, , , , , | Working | CREDIT: neonfuzzball | August 27, 2022

This incident is especially funny because I am exactly the kind of person who is always mistaken for an employee. I guess I have that walk or whatever it is that people cue off of.

I’m an office manager at a church. I’m sitting at my desk doing my thing when a guy from our pest control company comes in.

Employee: “Hi, I’m [Employee] with [Pest Control Company]. I usually talk with… I can’t remember her name… the older woman who works in this office?”

Me: “Hi, [Employee]. I’m [My Name], the office manager. You probably spoke with me, actually—”

Employee: “No, it was a few months ago. The office lady was much older. She let me into the kitchen.”

Me: “Well, I can let you into the kitchen. That’s no problem. Here’s my card.”

I hand him my Office Manager business card.

Employee: “Gosh, I just can’t seem to remember her name. She works here in the office.”

Me: “Well, I work here in the office, so you’ll be stuck with me from now on!” *Fake midwestern laugh*

Employee: “I always deal with the office lady. Will she be in today?”

Me: “I’m in charge of the office, so I can take care of whatever—”

Employee: “No, I need to talk to the office lady, the one who works here.”

He points at my desk.

Me: “There’s no other office lady.

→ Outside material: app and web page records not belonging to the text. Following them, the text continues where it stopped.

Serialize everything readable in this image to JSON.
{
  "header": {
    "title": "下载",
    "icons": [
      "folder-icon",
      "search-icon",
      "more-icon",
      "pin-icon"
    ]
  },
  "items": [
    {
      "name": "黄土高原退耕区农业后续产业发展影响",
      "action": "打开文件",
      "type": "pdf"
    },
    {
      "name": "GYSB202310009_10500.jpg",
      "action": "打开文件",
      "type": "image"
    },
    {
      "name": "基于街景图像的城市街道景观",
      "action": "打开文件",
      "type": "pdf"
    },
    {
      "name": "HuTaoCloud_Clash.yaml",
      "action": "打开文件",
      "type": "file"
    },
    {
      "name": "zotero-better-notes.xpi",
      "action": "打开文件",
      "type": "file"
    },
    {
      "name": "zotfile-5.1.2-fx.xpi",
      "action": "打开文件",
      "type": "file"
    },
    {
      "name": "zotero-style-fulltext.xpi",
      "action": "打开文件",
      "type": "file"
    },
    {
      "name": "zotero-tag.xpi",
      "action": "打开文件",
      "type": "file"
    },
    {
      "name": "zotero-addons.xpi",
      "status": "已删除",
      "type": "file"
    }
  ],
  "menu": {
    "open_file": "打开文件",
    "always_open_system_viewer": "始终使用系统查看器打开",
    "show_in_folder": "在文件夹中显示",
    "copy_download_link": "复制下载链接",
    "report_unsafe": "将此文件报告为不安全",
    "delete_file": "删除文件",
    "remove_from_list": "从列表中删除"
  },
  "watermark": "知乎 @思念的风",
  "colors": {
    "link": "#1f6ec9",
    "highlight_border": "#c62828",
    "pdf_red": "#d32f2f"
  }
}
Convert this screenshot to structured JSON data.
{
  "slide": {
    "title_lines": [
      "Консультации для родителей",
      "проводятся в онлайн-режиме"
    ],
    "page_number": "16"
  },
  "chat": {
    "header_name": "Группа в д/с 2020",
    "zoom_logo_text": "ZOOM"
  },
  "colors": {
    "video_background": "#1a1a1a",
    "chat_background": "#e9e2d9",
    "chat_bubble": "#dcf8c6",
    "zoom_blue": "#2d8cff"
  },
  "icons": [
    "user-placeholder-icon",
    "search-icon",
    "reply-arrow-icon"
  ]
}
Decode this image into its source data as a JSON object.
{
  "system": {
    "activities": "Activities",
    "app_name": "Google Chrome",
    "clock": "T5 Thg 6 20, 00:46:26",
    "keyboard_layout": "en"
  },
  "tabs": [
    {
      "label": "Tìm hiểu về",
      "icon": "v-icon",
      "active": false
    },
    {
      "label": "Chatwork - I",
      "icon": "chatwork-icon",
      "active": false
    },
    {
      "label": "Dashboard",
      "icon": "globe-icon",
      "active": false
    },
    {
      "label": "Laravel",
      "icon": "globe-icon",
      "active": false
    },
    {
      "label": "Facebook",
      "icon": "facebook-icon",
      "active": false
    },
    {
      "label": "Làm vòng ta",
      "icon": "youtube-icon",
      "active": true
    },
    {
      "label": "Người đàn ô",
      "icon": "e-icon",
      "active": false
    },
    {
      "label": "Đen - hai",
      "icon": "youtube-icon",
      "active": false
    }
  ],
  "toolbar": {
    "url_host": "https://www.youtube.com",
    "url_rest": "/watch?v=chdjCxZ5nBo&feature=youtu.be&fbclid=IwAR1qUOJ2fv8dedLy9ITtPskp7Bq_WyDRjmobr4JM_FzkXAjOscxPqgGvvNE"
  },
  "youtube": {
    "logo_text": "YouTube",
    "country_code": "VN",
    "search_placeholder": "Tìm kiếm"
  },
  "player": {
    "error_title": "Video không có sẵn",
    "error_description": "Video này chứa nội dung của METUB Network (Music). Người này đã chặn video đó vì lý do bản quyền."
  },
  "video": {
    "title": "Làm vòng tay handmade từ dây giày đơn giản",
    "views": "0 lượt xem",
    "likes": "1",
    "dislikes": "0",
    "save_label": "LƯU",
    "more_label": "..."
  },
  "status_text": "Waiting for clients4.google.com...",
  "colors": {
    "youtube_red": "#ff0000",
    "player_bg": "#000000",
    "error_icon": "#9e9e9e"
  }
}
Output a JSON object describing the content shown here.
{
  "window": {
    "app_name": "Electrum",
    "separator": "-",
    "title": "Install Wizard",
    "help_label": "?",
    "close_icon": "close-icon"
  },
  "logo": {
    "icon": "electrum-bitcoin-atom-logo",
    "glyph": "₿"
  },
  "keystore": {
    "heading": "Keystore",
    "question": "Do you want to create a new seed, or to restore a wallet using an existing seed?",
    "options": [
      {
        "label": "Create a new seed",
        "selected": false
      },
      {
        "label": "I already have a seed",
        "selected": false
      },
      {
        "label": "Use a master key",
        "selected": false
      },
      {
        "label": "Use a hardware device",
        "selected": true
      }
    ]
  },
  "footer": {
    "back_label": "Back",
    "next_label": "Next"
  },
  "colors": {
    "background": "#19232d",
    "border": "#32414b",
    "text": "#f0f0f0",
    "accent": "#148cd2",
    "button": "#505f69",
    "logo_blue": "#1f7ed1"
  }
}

The only other woman who works here is the minister.”

Employee: “But I always talk to the office lady — the older woman.”

Me: “I’m… Just leave your paperwork here. I’ll make sure it gets to the right place.”

Employee: “I’m supposed to leave it with staff.”

Me: “They pay me. I’m staff.”

Employee: “Oh, they pay volunteers?”

Me: “I… They… I’ll make sure the paperwork gets to the right place.”

Employee: “Is she your mom or something? Is that why you’re helping out?”

I… Guys, I swear it was me. I’ve been here for years. It’s my office. I’m the only one who works here. I’m the one who deals with vendors. I AM the “older woman” he talked to. But by the end of this, he honestly had me doubting it.

Eventually, he gave up and agreed to give me the paperwork “to give to her when she comes in” and went to spray for bugs.

I guess I’m officially an “old woman” but can pass as a younger version of myself with my mask on.

That Probably Went Over Like A Flat Can Of Pop

, , , , , , | Friendly | August 26, 2022

Back when I was almost fresh out of high school, I took part in an exchange program in the USA. My English was of the British variety, and in school, we didn’t learn slang, of course, so when it came to vulgar language, I was completely innocent.

The exchange program consisted of work and lots of church get-togethers. One late afternoon, a lady from church picked me up for an outing, but first, we went to get a drink at her place. I had already had a long day — I had worked on a farm and milking started at 5:30 am — so I was tired and my brain kept switching from Dutch to English.

Back in those days, fizzy drinks — sodas — were called “priklimonade” in Dutch, or “prik” for short. So, when that very proper church lady asked me what I wanted to drink, my fuzzy mind actually asked for…  a glass of “prik”.

It was about eight years later that I finally learned what that word meant in America.